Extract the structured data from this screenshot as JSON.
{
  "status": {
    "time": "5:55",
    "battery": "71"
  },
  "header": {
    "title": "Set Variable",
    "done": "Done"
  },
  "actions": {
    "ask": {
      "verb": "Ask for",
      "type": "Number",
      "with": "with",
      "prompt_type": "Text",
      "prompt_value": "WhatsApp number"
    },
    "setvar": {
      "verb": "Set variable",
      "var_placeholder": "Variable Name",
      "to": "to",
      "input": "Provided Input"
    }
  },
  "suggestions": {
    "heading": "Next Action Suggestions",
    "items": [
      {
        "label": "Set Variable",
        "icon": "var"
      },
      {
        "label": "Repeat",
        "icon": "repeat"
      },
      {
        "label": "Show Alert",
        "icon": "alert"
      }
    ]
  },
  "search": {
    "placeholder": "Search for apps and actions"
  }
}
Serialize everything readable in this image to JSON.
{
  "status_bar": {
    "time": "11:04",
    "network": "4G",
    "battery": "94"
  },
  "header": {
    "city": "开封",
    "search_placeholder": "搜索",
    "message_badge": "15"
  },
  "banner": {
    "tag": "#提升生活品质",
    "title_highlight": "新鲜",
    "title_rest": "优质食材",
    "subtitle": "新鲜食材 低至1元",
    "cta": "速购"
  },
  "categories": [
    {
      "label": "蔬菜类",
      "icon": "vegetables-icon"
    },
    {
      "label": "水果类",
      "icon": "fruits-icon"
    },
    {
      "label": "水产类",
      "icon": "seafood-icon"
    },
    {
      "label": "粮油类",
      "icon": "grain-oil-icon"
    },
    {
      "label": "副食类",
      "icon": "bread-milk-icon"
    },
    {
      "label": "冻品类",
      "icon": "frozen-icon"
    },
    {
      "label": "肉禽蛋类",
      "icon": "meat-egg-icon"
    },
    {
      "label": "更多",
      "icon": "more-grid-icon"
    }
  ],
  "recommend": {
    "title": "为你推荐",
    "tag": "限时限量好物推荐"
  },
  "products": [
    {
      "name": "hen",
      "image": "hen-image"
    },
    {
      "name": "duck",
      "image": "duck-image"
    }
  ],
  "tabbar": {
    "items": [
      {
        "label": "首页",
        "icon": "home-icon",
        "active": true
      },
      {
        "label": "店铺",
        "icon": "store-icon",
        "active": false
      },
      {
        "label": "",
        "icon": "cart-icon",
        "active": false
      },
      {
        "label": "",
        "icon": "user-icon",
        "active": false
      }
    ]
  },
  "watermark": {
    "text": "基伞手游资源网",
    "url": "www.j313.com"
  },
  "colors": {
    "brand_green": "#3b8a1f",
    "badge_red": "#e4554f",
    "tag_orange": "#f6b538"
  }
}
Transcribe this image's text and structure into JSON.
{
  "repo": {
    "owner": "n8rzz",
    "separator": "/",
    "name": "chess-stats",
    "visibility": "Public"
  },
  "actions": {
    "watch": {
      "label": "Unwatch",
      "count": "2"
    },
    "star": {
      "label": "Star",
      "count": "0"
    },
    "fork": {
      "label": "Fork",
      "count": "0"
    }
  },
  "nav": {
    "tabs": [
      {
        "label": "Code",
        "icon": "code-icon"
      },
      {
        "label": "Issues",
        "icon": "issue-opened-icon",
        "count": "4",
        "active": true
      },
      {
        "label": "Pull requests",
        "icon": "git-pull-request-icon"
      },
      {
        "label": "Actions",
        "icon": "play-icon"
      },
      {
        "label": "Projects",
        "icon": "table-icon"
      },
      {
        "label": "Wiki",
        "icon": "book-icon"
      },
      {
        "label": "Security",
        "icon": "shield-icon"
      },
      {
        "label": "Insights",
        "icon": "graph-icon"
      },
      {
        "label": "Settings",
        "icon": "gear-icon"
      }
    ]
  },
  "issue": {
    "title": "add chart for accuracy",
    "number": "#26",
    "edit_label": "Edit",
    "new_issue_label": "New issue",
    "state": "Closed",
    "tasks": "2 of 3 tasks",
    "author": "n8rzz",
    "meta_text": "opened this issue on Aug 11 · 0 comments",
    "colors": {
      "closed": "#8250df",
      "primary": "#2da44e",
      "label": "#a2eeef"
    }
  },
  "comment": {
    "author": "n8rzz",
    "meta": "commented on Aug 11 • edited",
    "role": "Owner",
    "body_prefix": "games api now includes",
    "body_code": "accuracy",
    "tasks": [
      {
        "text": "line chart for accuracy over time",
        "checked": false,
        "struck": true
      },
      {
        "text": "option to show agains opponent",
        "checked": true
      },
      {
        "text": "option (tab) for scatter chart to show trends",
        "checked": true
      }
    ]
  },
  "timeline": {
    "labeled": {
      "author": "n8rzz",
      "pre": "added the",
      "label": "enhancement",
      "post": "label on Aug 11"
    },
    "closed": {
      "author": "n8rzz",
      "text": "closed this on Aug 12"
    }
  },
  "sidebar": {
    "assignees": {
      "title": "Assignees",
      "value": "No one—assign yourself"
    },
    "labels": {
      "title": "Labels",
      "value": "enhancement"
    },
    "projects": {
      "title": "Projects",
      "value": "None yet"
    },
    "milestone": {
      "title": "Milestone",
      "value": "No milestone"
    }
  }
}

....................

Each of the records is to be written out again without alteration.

**REPLY TO THE TASK:**
Extract the structured data from this screenshot as JSON.
{
  "status": {
    "time": "5:55",
    "battery": "71"
  },
  "header": {
    "title": "Set Variable",
    "done": "Done"
  },
  "actions": {
    "ask": {
      "verb": "Ask for",
      "type": "Number",
      "with": "with",
      "prompt_type": "Text",
      "prompt_value": "WhatsApp number"
    },
    "setvar": {
      "verb": "Set variable",
      "var_placeholder": "Variable Name",
      "to": "to",
      "input": "Provided Input"
    }
  },
  "suggestions": {
    "heading": "Next Action Suggestions",
    "items": [
      {
        "label": "Set Variable",
        "icon": "var"
      },
      {
        "label": "Repeat",
        "icon": "repeat"
      },
      {
        "label": "Show Alert",
        "icon": "alert"
      }
    ]
  },
  "search": {
    "placeholder": "Search for apps and actions"
  }
}
Serialize everything readable in this image to JSON.
{
  "status_bar": {
    "time": "11:04",
    "network": "4G",
    "battery": "94"
  },
  "header": {
    "city": "开封",
    "search_placeholder": "搜索",
    "message_badge": "15"
  },
  "banner": {
    "tag": "#提升生活品质",
    "title_highlight": "新鲜",
    "title_rest": "优质食材",
    "subtitle": "新鲜食材 低至1元",
    "cta": "速购"
  },
  "categories": [
    {
      "label": "蔬菜类",
      "icon": "vegetables-icon"
    },
    {
      "label": "水果类",
      "icon": "fruits-icon"
    },
    {
      "label": "水产类",
      "icon": "seafood-icon"
    },
    {
      "label": "粮油类",
      "icon": "grain-oil-icon"
    },
    {
      "label": "副食类",
      "icon": "bread-milk-icon"
    },
    {
      "label": "冻品类",
      "icon": "frozen-icon"
    },
    {
      "label": "肉禽蛋类",
      "icon": "meat-egg-icon"
    },
    {
      "label": "更多",
      "icon": "more-grid-icon"
    }
  ],
  "recommend": {
    "title": "为你推荐",
    "tag": "限时限量好物推荐"
  },
  "products": [
    {
      "name": "hen",
      "image": "hen-image"
    },
    {
      "name": "duck",
      "image": "duck-image"
    }
  ],
  "tabbar": {
    "items": [
      {
        "label": "首页",
        "icon": "home-icon",
        "active": true
      },
      {
        "label": "店铺",
        "icon": "store-icon",
        "active": false
      },
      {
        "label": "",
        "icon": "cart-icon",
        "active": false
      },
      {
        "label": "",
        "icon": "user-icon",
        "active": false
      }
    ]
  },
  "watermark": {
    "text": "基伞手游资源网",
    "url": "www.j313.com"
  },
  "colors": {
    "brand_green": "#3b8a1f",
    "badge_red": "#e4554f",
    "tag_orange": "#f6b538"
  }
}
Transcribe this image's text and structure into JSON.
{
  "repo": {
    "owner": "n8rzz",
    "separator": "/",
    "name": "chess-stats",
    "visibility": "Public"
  },
  "actions": {
    "watch": {
      "label": "Unwatch",
      "count": "2"
    },
    "star": {
      "label": "Star",
      "count": "0"
    },
    "fork": {
      "label": "Fork",
      "count": "0"
    }
  },
  "nav": {
    "tabs": [
      {
        "label": "Code",
        "icon": "code-icon"
      },
      {
        "label": "Issues",
        "icon": "issue-opened-icon",
        "count": "4",
        "active": true
      },
      {
        "label": "Pull requests",
        "icon": "git-pull-request-icon"
      },
      {
        "label": "Actions",
        "icon": "play-icon"
      },
      {
        "label": "Projects",
        "icon": "table-icon"
      },
      {
        "label": "Wiki",
        "icon": "book-icon"
      },
      {
        "label": "Security",
        "icon": "shield-icon"
      },
      {
        "label": "Insights",
        "icon": "graph-icon"
      },
      {
        "label": "Settings",
        "icon": "gear-icon"
      }
    ]
  },
  "issue": {
    "title": "add chart for accuracy",
    "number": "#26",
    "edit_label": "Edit",
    "new_issue_label": "New issue",
    "state": "Closed",
    "tasks": "2 of 3 tasks",
    "author": "n8rzz",
    "meta_text": "opened this issue on Aug 11 · 0 comments",
    "colors": {
      "closed": "#8250df",
      "primary": "#2da44e",
      "label": "#a2eeef"
    }
  },
  "comment": {
    "author": "n8rzz",
    "meta": "commented on Aug 11 • edited",
    "role": "Owner",
    "body_prefix": "games api now includes",
    "body_code": "accuracy",
    "tasks": [
      {
        "text": "line chart for accuracy over time",
        "checked": false,
        "struck": true
      },
      {
        "text": "option to show agains opponent",
        "checked": true
      },
      {
        "text": "option (tab) for scatter chart to show trends",
        "checked": true
      }
    ]
  },
  "timeline": {
    "labeled": {
      "author": "n8rzz",
      "pre": "added the",
      "label": "enhancement",
      "post": "label on Aug 11"
    },
    "closed": {
      "author": "n8rzz",
      "text": "closed this on Aug 12"
    }
  },
  "sidebar": {
    "assignees": {
      "title": "Assignees",
      "value": "No one—assign yourself"
    },
    "labels": {
      "title": "Labels",
      "value": "enhancement"
    },
    "projects": {
      "title": "Projects",
      "value": "None yet"
    },
    "milestone": {
      "title": "Milestone",
      "value": "No milestone"
    }
  }
}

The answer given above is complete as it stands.